- Available data
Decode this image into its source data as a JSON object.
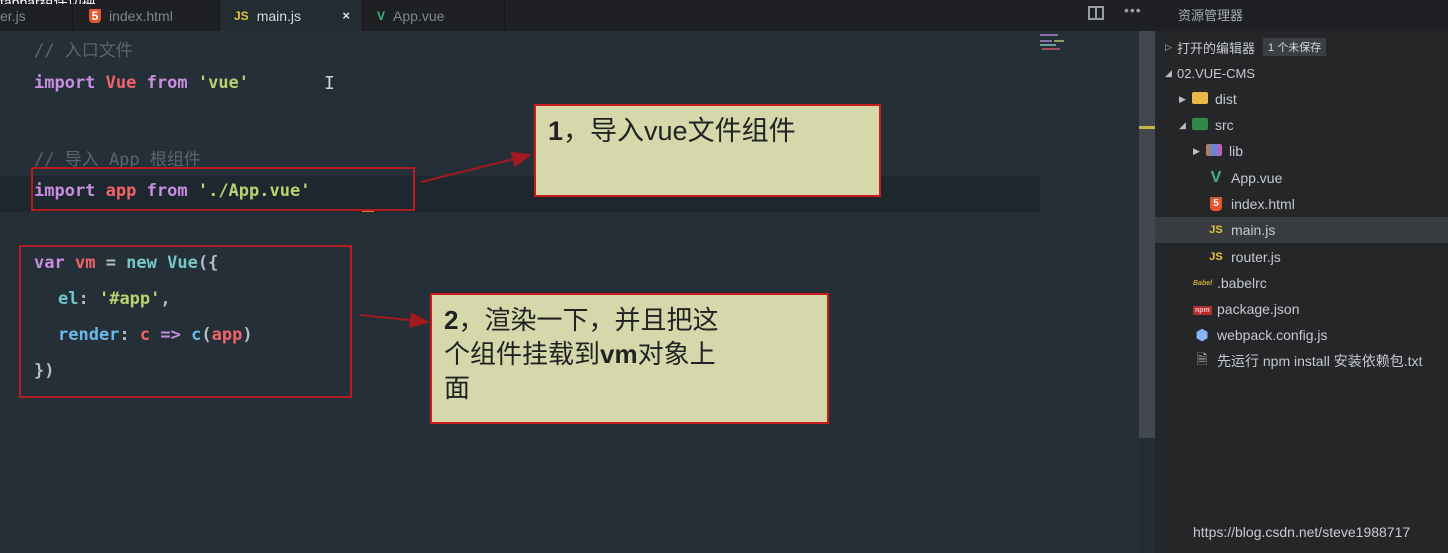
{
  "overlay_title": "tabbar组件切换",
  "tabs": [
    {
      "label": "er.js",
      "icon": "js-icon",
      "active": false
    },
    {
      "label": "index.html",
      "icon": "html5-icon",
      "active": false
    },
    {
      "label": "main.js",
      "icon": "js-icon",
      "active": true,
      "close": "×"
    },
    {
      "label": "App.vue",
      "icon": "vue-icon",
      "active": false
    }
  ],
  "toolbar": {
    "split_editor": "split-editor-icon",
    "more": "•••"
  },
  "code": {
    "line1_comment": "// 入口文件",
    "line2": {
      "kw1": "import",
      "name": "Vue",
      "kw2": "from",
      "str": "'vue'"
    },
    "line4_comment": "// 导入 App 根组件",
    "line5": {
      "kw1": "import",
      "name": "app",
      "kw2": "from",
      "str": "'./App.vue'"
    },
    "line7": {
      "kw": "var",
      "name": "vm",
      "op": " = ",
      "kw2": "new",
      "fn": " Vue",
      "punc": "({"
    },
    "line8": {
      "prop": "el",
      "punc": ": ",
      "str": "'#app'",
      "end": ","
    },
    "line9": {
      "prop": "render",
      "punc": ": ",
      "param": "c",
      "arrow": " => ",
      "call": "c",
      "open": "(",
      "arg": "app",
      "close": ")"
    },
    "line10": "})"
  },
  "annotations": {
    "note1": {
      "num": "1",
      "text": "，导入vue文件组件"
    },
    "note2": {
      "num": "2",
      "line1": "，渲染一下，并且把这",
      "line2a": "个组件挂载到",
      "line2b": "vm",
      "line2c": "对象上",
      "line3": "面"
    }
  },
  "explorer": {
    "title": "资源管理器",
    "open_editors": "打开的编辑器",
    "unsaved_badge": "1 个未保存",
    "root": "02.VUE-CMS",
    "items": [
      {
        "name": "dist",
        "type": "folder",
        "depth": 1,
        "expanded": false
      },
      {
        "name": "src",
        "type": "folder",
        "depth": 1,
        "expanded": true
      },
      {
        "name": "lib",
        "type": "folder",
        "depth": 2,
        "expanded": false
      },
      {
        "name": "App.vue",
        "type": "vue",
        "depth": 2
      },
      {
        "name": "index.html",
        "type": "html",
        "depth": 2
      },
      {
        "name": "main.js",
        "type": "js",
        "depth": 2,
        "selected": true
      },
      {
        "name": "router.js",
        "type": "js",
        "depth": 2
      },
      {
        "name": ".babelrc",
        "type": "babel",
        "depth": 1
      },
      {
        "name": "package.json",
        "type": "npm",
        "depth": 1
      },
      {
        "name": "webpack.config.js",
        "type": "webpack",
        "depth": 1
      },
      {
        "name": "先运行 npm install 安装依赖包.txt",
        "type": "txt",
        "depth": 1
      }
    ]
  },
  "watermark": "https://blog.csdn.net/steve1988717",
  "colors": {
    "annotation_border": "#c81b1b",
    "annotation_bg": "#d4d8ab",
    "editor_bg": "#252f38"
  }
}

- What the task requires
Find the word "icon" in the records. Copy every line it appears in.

- Exercise solution
      "icon": "js-icon",
      "icon": "html5-icon",
      "icon": "js-icon",
      "icon": "vue-icon",
    "split_editor": "split-editor-icon",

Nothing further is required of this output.